Students often decide at an early age to become a biomedical engineer, in part because the news abounds with advances being made in the area. The question arises as to what they should study in high school. This will depend upon the area they enjoy the most that will lead to advances in healthcare. If it is engineering, they should take as much physics, mathematics, and computing as possible. If it is a biological area, then biology and chemistry is needed. Still it is important to remember that engineers will need some biology, and biologists some mathematics, as biomedical engineering encompasses many different fields of understanding.
An area that is sometimes overlooked in high school is written and verbal communication.

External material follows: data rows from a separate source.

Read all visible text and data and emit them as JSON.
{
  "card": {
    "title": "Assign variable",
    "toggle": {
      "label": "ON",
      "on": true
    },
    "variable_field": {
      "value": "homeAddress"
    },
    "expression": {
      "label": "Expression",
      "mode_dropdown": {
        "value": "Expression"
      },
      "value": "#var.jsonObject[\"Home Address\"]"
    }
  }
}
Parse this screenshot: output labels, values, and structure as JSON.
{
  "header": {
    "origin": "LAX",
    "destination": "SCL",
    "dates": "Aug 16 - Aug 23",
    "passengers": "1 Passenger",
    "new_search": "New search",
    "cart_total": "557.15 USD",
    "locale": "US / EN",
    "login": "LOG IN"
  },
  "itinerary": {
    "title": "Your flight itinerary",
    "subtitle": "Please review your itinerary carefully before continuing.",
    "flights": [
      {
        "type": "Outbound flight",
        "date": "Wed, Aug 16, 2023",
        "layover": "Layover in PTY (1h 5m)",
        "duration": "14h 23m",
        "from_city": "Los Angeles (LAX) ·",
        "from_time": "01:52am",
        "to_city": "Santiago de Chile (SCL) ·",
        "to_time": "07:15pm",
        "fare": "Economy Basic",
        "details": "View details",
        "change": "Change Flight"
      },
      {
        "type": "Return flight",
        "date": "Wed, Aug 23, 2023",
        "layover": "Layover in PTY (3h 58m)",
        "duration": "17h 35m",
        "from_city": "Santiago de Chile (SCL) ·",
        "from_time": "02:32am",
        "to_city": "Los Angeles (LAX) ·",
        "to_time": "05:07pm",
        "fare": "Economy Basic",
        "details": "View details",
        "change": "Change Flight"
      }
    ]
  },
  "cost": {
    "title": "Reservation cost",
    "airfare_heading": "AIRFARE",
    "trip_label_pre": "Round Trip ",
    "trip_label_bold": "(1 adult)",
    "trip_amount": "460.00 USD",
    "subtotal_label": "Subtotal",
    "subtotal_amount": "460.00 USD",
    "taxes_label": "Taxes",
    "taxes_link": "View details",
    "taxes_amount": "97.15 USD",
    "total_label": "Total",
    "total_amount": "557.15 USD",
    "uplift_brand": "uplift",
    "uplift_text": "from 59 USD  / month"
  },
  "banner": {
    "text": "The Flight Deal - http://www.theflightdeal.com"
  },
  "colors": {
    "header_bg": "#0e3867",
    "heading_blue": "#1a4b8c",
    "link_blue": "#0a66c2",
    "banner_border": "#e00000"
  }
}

These areas are also important because any advances in the field must be communicated to and understood by others. If no one else knew exactly what has been accomplished, it would help no one. Writing must be detailed and comprehensible so that the person reading is absolutely clear as to what the writer wishes to convey about his or her discovery; there can be no doubt. Likewise, when communicating verbally, whether it be a one-on-one conversation or during presentations, the contents must be as clear as possible.
Becoming a biomedical engineer means collecting knowledge in many areas and a set of skills that can be applied.